My grandmother used to shoot squirrels off her bird feeder with a BB gun. Between that and the glass peanut butter jar of water (a.k.a. “vodka”) in her fridge, I can’t believe my parents left my sister and me there for any length of time. We loved every minute of our visits with her.
Garmie, pronounced “Gah-mie” in her Rhode Island accent, entertained my older sister and me as if we were guests in her home and not grandchildren who impeded her social calendar. She always offered healthy snacks at the kitchen counter, and as Dana and I enjoyed our cheese and crackers, or carrots and celery sitting on ice in a crystal bowl, Garmie would enjoy some of the water from her jar in the fridge with a lime wedge.
We learned all kinds of things on those afternoons, likely when our mother just needed to run a few kid-free errands, and number one was that Garmie was fun. What five-year-old girl and her big sister got to dress up in her grandmother’s silk scarves – many, many of them at once – and put on skits for an appreciative audience? These scarves weren’t throwaway dress-ups; these were the real deal.
“What’s the horsey’s name on this one, Garmie?”
She’d smile and reply, “Hermes, my sweet.”
“What’s the name of the one with the sideways letters?” I asked as Garmie fashioned it about my head like one of the models. After all, it was the seventies.
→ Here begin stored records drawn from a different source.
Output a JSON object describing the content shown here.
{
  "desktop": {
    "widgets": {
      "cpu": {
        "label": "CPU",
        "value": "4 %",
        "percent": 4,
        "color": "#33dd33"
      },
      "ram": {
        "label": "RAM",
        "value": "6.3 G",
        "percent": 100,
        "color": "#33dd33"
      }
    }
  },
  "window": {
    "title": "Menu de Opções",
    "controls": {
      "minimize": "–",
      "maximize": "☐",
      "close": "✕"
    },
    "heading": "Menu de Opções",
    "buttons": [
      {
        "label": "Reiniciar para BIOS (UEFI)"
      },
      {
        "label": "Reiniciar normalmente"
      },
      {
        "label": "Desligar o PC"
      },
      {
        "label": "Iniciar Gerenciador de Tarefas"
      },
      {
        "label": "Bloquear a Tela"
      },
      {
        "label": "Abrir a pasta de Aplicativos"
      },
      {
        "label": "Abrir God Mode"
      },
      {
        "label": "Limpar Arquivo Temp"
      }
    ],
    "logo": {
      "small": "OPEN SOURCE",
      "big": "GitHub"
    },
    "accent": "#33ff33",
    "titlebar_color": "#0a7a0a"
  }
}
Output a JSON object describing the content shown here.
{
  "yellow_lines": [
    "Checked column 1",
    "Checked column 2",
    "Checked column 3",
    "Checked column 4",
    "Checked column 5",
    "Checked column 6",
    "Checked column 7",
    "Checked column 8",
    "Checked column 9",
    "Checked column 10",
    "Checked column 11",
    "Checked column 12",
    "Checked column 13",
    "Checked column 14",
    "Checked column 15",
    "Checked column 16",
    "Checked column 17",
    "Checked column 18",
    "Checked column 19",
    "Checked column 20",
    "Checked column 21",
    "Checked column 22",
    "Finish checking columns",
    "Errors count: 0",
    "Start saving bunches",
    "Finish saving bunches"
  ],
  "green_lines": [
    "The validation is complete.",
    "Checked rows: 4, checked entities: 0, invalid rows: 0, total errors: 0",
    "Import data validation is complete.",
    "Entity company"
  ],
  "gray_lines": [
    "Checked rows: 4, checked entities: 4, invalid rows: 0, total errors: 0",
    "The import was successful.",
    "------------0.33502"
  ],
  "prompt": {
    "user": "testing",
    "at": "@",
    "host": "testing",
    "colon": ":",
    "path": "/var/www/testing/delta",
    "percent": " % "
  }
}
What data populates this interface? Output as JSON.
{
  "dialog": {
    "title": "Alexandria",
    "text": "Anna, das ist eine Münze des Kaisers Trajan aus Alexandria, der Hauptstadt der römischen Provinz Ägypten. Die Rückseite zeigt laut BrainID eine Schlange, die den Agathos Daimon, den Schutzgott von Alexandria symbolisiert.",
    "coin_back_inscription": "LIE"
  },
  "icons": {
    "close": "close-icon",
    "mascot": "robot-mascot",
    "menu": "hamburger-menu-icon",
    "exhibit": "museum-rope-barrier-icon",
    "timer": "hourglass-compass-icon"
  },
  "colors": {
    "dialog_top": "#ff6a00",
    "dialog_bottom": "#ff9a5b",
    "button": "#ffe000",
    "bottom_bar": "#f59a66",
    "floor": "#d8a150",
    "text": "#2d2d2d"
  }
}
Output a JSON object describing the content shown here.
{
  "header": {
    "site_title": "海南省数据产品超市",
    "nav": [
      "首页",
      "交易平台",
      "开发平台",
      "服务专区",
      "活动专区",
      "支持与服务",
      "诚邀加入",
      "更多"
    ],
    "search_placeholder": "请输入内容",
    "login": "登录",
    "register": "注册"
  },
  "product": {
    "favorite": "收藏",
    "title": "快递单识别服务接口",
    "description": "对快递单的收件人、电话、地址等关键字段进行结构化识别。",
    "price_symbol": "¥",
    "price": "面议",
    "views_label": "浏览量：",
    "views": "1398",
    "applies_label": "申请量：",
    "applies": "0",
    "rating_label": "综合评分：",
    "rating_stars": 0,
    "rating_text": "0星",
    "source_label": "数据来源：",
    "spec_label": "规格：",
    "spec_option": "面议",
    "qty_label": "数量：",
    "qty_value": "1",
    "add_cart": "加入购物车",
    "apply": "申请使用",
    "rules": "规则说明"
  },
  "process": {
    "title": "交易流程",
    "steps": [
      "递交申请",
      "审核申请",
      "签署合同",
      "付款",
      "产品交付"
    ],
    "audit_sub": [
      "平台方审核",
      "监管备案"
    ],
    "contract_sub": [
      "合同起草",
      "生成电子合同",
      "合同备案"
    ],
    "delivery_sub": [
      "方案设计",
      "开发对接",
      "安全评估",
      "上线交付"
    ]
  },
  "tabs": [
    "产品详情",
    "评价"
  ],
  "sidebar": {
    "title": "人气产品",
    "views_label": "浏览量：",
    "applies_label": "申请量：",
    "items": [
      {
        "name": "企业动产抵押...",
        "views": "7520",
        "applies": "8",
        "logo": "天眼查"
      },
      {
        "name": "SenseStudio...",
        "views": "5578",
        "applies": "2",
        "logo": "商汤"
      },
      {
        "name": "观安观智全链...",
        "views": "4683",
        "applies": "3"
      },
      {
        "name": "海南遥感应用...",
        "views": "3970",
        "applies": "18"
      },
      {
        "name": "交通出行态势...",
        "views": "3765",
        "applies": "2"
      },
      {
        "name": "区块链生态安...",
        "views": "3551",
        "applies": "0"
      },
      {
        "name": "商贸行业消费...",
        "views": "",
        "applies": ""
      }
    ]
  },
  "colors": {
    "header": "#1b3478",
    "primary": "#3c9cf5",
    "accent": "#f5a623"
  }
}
“Louis Vuitton. Those are his initials, see?”
And so went the lessons at Garmie’s. My grandfather, Dada, pronounced Da-DAH, don’t ask me where these names came from, was usually out of the country for work, so he would bring back gifts for Garmie. Her scarf collection could be a study in global geography if pinned to a map the right way. He did some work in the Caribbean and some in Africa, and here Dana and I were, leaping about Garmie’s living room swathed in our jeans, sweatshirts, and fashionable silk scarves from various parts of the world.
The squirrels on the bird feeder seemed to be Garmie’s only pet peeve other than bad manners. She taught us how to set a proper table, how to polish silver (as if we had any at home), how to clean paintbrushes (she attended RISD), and how to recite poetry, usually by A.A. Milne. One of our fun little trips would be to a local gift shop called Kropotkin. I loved that place for many reasons, and it was at Kropotkin that Garmie taught me to walk around a gift shop with my hands clasped together because it was polite. I now know it was more likely that she didn’t want us to touch anything on the shelves, but she made sure her granddaughters were the most polite children to frequent that store. She made us, individually, recite our favorite poems to the ladies who worked there. My favorite was “Brownie,” and Dana’s was “The Stair Where I Sit”. After a visit and treat from Kropotkin, we would head over to the liquor store. While we waited for Garmie to be rung up, Dana and I learned to play a form of checkers with all of the colorful foil seals of wine bottles. Our tiny pointer fingers barely touched the tops of all the bottles on their side. Not much else is eye level for young children in a liquor store, but we made it work. Naturally we made a game of everything with Garmie. I thought all of this was completely normal.
And then I became a mother, long after Garmie passed away. BB guns? Vodka masked as water in a peanut butter jar? Silver polish? Trips to the liquor store? If Garmie had been my mother or mother-in-law and did all of this with my children, this would be a different story. However, as her granddaughter, I am so thankful that my memories of and with her are so colorful. I relay such stories to my young sons who really just want to know what the squirrels did after they were hit. I just smile and say, “They were encouraged not to bother the bird feeder, my sweet.”
Photo: My grandmother, Marjorie Rose Stevens Batchelder